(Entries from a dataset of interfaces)
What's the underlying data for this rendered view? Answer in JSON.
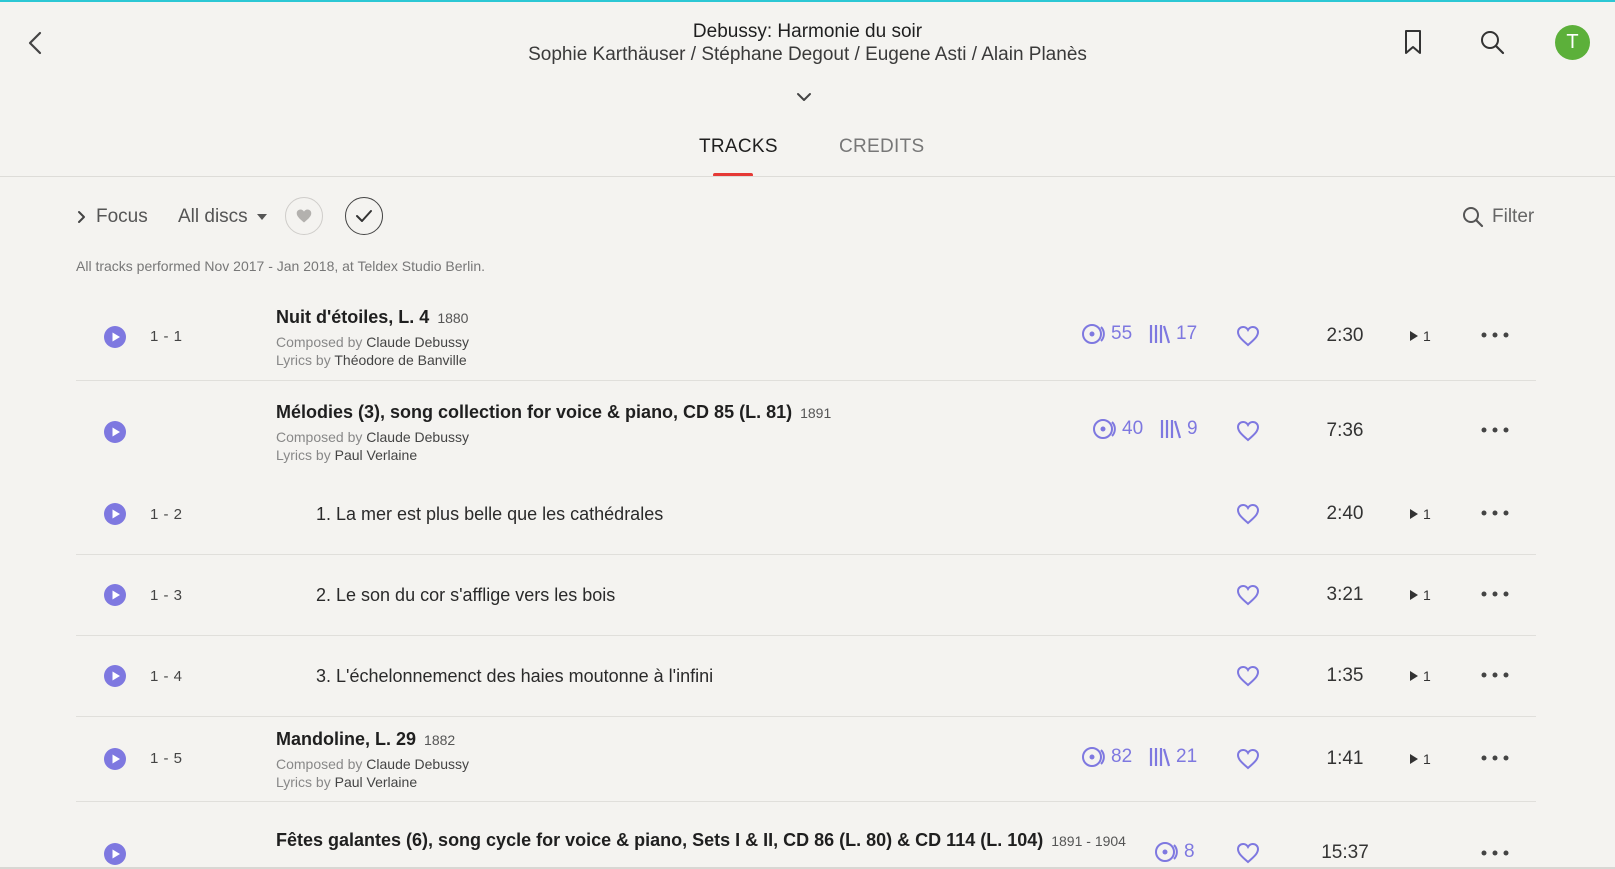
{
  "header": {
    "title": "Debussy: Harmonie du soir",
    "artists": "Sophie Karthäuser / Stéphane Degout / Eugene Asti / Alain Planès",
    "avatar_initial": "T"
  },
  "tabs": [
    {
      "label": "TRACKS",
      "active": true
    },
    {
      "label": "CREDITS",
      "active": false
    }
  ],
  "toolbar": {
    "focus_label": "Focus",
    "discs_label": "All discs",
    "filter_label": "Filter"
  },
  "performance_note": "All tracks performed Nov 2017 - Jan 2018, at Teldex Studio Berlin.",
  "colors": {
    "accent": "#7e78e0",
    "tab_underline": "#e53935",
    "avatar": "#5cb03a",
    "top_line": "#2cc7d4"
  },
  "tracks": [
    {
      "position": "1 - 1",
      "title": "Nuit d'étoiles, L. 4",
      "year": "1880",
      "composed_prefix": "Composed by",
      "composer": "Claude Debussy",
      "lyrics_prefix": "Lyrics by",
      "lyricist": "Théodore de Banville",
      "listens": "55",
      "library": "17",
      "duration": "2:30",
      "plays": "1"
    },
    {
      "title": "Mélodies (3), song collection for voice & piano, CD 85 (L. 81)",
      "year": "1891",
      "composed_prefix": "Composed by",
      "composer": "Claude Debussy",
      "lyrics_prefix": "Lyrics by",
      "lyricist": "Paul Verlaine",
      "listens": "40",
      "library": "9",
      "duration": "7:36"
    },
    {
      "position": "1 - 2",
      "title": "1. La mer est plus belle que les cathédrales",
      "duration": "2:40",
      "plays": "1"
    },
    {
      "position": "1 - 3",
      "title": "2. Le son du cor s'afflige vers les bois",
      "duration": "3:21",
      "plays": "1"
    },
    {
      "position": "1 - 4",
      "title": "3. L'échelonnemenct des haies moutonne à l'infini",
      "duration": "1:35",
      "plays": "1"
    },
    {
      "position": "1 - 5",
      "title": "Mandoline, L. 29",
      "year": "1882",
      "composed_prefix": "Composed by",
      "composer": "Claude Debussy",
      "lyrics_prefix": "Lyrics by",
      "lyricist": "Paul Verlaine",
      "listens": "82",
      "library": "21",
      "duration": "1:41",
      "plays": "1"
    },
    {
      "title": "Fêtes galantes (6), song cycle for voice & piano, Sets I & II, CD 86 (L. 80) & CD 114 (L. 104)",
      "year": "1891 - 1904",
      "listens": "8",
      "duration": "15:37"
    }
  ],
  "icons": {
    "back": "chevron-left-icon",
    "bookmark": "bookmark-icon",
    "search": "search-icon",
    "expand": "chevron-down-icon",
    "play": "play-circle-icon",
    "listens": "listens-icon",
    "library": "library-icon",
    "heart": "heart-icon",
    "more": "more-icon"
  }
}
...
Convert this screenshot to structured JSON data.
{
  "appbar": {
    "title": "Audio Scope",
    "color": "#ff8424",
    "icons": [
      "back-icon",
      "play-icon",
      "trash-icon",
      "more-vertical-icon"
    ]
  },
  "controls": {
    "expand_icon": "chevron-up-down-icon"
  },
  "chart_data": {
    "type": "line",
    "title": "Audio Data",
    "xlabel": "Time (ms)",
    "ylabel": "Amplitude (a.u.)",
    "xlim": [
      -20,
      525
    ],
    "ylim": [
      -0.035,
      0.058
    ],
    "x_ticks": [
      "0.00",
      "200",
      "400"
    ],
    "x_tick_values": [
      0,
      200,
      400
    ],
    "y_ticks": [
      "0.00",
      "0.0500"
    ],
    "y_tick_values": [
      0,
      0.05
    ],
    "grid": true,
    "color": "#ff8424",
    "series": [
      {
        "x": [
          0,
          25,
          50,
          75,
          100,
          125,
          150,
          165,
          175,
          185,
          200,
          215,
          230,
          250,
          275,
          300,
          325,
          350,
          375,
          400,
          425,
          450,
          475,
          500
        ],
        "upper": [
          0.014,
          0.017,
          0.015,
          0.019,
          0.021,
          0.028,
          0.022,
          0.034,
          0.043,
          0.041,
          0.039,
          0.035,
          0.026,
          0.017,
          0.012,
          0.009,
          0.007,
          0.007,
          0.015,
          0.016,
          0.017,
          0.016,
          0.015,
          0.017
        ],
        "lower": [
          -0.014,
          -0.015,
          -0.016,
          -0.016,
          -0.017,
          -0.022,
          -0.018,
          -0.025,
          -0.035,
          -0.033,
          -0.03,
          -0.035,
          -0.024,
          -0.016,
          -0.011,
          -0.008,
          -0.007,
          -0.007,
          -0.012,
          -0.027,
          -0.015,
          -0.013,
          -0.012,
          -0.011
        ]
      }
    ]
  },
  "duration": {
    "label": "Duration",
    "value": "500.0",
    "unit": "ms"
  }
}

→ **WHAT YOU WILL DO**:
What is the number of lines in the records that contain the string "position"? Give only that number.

→ **RESPONSE FOR THIS EXERCISE**:
5